If “no”, yet no other diagnostic question indicates you should leave, stay.
19 – Has your partner crossed a definite line that really matters for you, has (s)he passed a breaking point? (This can really be anything and is very personal: it can range from spending a large sum of money without informing you, having an affair, being humiliated in front of people that matter to you, living way below your standard, having to deal with a recurrent depression of the partner, having the mother in law moving in: it really can be anything, so it doesn’t necessarily have to be any of these. Try to imagine any kind of scenario of your partner doing something, or not doing something, or something applying to your partner that would make you want to leave.)

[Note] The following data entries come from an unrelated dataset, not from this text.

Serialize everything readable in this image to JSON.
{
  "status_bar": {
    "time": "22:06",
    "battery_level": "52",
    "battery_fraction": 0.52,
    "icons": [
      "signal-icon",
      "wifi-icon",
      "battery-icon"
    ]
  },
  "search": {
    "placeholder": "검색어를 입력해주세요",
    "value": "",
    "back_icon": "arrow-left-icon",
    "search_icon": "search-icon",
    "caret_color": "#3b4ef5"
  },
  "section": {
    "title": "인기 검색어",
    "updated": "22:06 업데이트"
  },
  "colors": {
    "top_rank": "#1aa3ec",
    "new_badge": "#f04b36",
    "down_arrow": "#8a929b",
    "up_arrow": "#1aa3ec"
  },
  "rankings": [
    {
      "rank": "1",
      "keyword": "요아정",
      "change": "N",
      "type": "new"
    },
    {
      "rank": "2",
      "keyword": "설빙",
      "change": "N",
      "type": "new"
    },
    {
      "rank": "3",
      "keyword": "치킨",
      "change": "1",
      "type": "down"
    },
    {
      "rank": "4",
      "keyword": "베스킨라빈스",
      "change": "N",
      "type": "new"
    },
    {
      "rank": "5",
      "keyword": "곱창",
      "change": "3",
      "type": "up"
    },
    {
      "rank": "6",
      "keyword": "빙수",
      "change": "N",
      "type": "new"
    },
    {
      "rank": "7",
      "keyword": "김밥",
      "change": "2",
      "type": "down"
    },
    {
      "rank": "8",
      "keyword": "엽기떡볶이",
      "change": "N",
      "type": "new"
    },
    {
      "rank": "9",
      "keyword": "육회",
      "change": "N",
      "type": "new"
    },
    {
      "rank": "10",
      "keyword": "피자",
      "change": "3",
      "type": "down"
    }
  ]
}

If “yes” – leave if it happens more than once. If possible, first you have to give a chance to your partner to indicate where the line is that will end the relationship! (Cheaters usually know that cheating will hurt you, but they do not necessarily assume it is a step too far which is so seriously hurtful to you that you would end the relationship because of it. They need to be told; if they then do it again, you know that in their heart they do not care enough about the relationship to continue.) If you stay despite your partner crossing a definite line, you are giving yourself a psychological trauma, because you will feel like an accomplice to something done to you which you find very hurtful and completely unacceptable. You will feel at least in part responsible for the pain your partner caused you if you do not come up for yourself. The resulting self-loathing is very similar to that of victims of sexual abuse: they too often feel responsible for what happened simply because they did not manage to stop the other from crossing the line. Unfortunately, to know your own breaking points, you first have to discover them through trial and error. Remembering your first relationship, you may remember seeming oblivious of your own breaking points, thinking your feelings for the other were unconditional, until the point the breaking point was reached that ended the relationship or made you seriously loathe yourself when you stayed. You didn’t create your own breaking point; instead you discovered it, while neither of you previously knew that would be the breaking point that could end the relationship or leave you with a trauma if you stayed in it.
20 – Is there a clearly definable, insurmountable difference between the two of you which prevents you from living the life you want to live the rest of your life? (There can be many differences between a couple in energy levels, character, speed of doing things, ambition, handling of money, intelligence, political views, money earned, pragmatism, sexual lust and preferences, yet these differences aren’t necessarily mutually exclusive! Often differences between people aren’t really insurmountable: usually the major problem is that the negotiated deal to solve the difference is not entirely fair to one of both partners, or is based on the assumption it is insurmountable without actually having communicated sufficiently to see there is a common middle ground.)
If “yes” – leave. Should you stay, you will find yourself ending up in a mental zone of unhappiness that will make you regret you stayed. Often this gap between two people drives people apart long after it first arose as something small and had a time to grow into something insurmountable. Occasionally, a change in life phases can suddenly set this off (such as retirement, with one having always envisioned moving to a sunny place, but the other having different plans.)
Haven’t got your definite answer yet? Continue with part 3!